Unfortunately, the Council has no influence on the terms of “Right
to Buy” sales, so must try to bridge the gap with new build.
Shelter the UK housing charity is claiming that “42 children
in York” are homeless or living in temporary accommodation each day. The claims
are difficult to reconcile with official figures published by the York Council
earlier this week
According to the York Council, 29 beds are available for single homeless people facing rough sleeping.
The number of rough sleepers has reduced from 29 to 7.
Couples with children are given priority access to council house vacancies. 37 households with children were given priority housing last year.
In 63 cases this year couples were housed in temporary accommodation for a short time. Families are not normally accommodated in “Bed and Breakfast” accommodation in York.
The figures reveal that the major cause of homelessness in the City was “family and friends no longer willing to accommodate the households”.
263 of the 684 homeless acceptances gave that as the reason for their predicament.
The next highest reason for homelessness was the end of a private rented tenancy.
A report to a meeting taking place later this week,says that the City of York Council is currently in a partnership with other organisations across York, under the guidance of the Homelessness Strategy 2018- 2023 Preventing Homelessness and Rough Sleeping Together. “This partnership has been well established for many years and continues to attempt to rise to the challenges of tackling all forms of homelessness”.

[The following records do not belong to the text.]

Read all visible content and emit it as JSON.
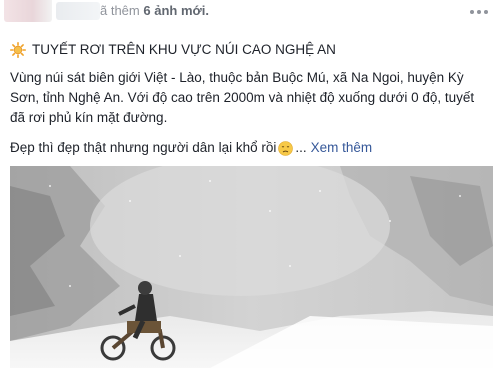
{
  "header": {
    "suffix": "ã thêm",
    "count": "6 ảnh mới.",
    "more_icon": "more-dots-icon"
  },
  "post": {
    "title_icon": "sun-icon",
    "title": "TUYẾT RƠI TRÊN KHU VỰC NÚI CAO NGHỆ AN",
    "body": "Vùng núi sát biên giới Việt - Lào, thuộc bản Buộc Mú, xã Na Ngoi, huyện Kỳ Sơn, tỉnh Nghệ An. Với độ cao trên 2000m và nhiệt độ xuống dưới 0 độ, tuyết đã rơi phủ kín mặt đường.",
    "line2": "Đẹp thì đẹp thật nhưng người dân lại khổ rồi",
    "emoji": "sad-face-icon",
    "ellipsis": "...",
    "see_more": "Xem thêm"
  },
  "colors": {
    "link": "#365899",
    "text": "#1d2129",
    "meta": "#90949c"
  }
}
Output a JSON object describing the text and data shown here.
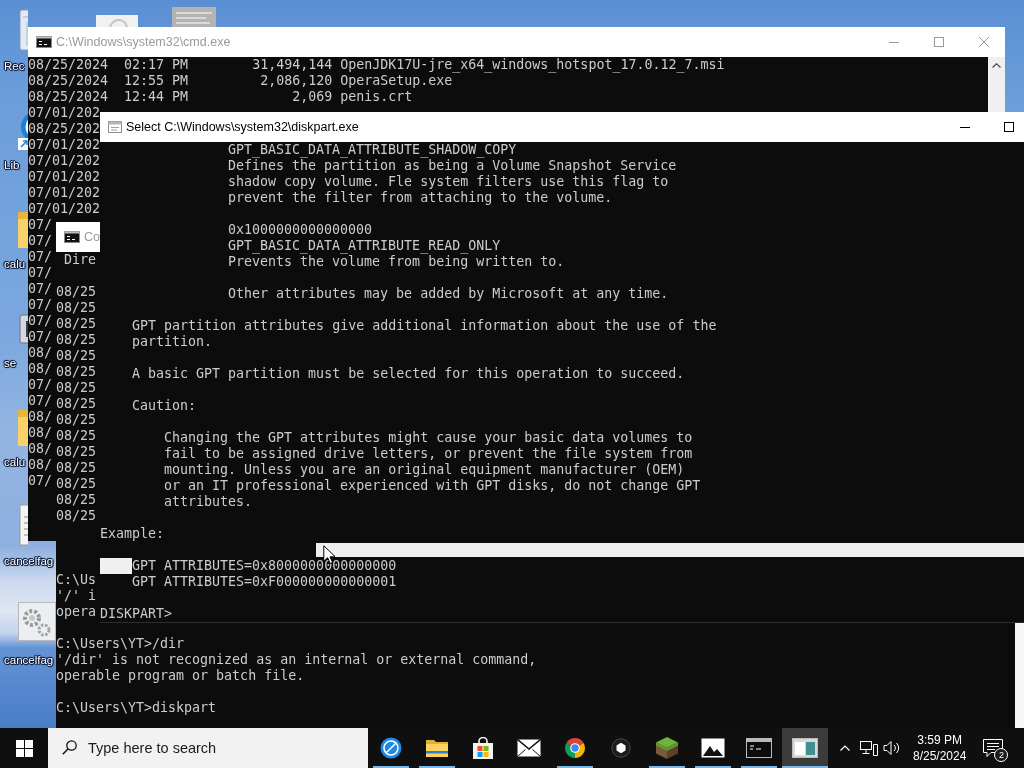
{
  "desktop": {
    "columns": [
      [
        {
          "kind": "bin",
          "label": "Rec"
        },
        {
          "kind": "shortcut",
          "label": "Lib"
        },
        {
          "kind": "folder",
          "label": "calu"
        },
        {
          "kind": "program",
          "label": "se"
        },
        {
          "kind": "folder",
          "label": "calu"
        },
        {
          "kind": "document",
          "label": "cancelfag"
        },
        {
          "kind": "gears",
          "label": "cancelfag"
        }
      ],
      [
        {
          "kind": "thumbnail"
        }
      ],
      [
        {
          "kind": "picture"
        }
      ]
    ]
  },
  "windows": [
    {
      "kind": "command-prompt",
      "title": "C:\\Windows\\system32\\cmd.exe",
      "active": false,
      "controls": [
        {
          "kind": "minimize"
        },
        {
          "kind": "maximize"
        },
        {
          "kind": "close"
        }
      ],
      "blocks": [
        {
          "kind": "line",
          "lines": [
            "08/25/2024  02:17 PM        31,494,144 OpenJDK17U-jre_x64_windows_hotspot_17.0.12_7.msi",
            "08/25/2024  12:55 PM         2,086,120 OperaSetup.exe",
            "08/25/2024  12:44 PM             2,069 penis.crt",
            "07/01/202",
            "08/25/202",
            "07/01/202",
            "07/01/202",
            "07/01/202",
            "07/01/202",
            "07/01/202",
            "07/",
            "07/",
            "07/",
            "07/",
            "07/",
            "07/",
            "07/",
            "07/",
            "08/",
            "08/",
            "07/",
            "07/",
            "08/",
            "08/",
            "08/",
            "08/",
            "07/"
          ]
        }
      ]
    },
    {
      "kind": "command-prompt",
      "title": "Co",
      "active": false,
      "blocks": [
        {
          "kind": "heading",
          "lines": [
            "Dire"
          ]
        },
        {
          "kind": "line",
          "lines": [
            "08/25",
            "08/25",
            "08/25",
            "08/25",
            "08/25",
            "08/25",
            "08/25",
            "08/25",
            "08/25",
            "08/25",
            "08/25",
            "08/25",
            "08/25",
            "08/25",
            "08/25"
          ]
        },
        {
          "kind": "line",
          "lines": [
            "C:\\Us",
            "'/' i",
            "opera"
          ]
        },
        {
          "kind": "line",
          "lines": [
            "C:\\Users\\YT>/dir",
            "'/dir' is not recognized as an internal or external command,",
            "operable program or batch file."
          ]
        },
        {
          "kind": "line",
          "lines": [
            "C:\\Users\\YT>diskpart"
          ]
        }
      ]
    },
    {
      "kind": "diskpart",
      "title": "Select C:\\Windows\\system32\\diskpart.exe",
      "active": true,
      "controls": [
        {
          "kind": "minimize"
        },
        {
          "kind": "maximize"
        }
      ],
      "blocks": [
        {
          "kind": "detail",
          "lines": [
            "GPT_BASIC_DATA_ATTRIBUTE_SHADOW_COPY",
            "Defines the partition as being a Volume Snapshot Service",
            "shadow copy volume. Fle system filters use this flag to",
            "prevent the filter from attaching to the volume."
          ]
        },
        {
          "kind": "detail",
          "lines": [
            "0x1000000000000000",
            "GPT_BASIC_DATA_ATTRIBUTE_READ_ONLY",
            "Prevents the volume from being written to."
          ]
        },
        {
          "kind": "detail",
          "lines": [
            "Other attributes may be added by Microsoft at any time."
          ]
        },
        {
          "kind": "text",
          "lines": [
            "GPT partition attributes give additional information about the use of the",
            "partition."
          ]
        },
        {
          "kind": "text",
          "lines": [
            "A basic GPT partition must be selected for this operation to succeed."
          ]
        },
        {
          "kind": "text",
          "lines": [
            "Caution:"
          ]
        },
        {
          "kind": "caution",
          "lines": [
            "Changing the GPT attributes might cause your basic data volumes to",
            "fail to be assigned drive letters, or prevent the file system from",
            "mounting. Unless you are an original equipment manufacturer (OEM)",
            "or an IT professional experienced with GPT disks, do not change GPT",
            "attributes."
          ]
        },
        {
          "kind": "label",
          "lines": [
            "Example:"
          ]
        },
        {
          "kind": "example",
          "selection": true,
          "lines": [
            "GPT ATTRIBUTES=0x8000000000000000",
            "GPT ATTRIBUTES=0xF000000000000001"
          ]
        },
        {
          "kind": "prompt",
          "lines": [
            "DISKPART>"
          ]
        }
      ]
    }
  ],
  "taskbar": {
    "search": {
      "placeholder": "Type here to search"
    },
    "apps": [
      {
        "kind": "disc",
        "running": true,
        "selected": false
      },
      {
        "kind": "folder",
        "running": true,
        "selected": false
      },
      {
        "kind": "store",
        "running": false,
        "selected": false
      },
      {
        "kind": "mail",
        "running": false,
        "selected": false
      },
      {
        "kind": "browser",
        "running": true,
        "selected": false
      },
      {
        "kind": "dot",
        "running": false,
        "selected": false
      },
      {
        "kind": "cube",
        "running": true,
        "selected": false
      },
      {
        "kind": "picture",
        "running": true,
        "selected": false
      },
      {
        "kind": "terminal",
        "running": true,
        "selected": false
      },
      {
        "kind": "window",
        "running": true,
        "selected": true
      }
    ],
    "clock": {
      "time": "3:59 PM",
      "date": "8/25/2024"
    },
    "notifications": {
      "count": "2"
    }
  }
}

The report does however also observe that “We still have a strong street culture which remains difficult for people (especially those with addiction issues) to break away from, the camaraderie and financial gain made from begging remain strong contributing factors. This often results in members of the public assuming that rough sleeping numbers are higher than the actual number of people rough sleeping”.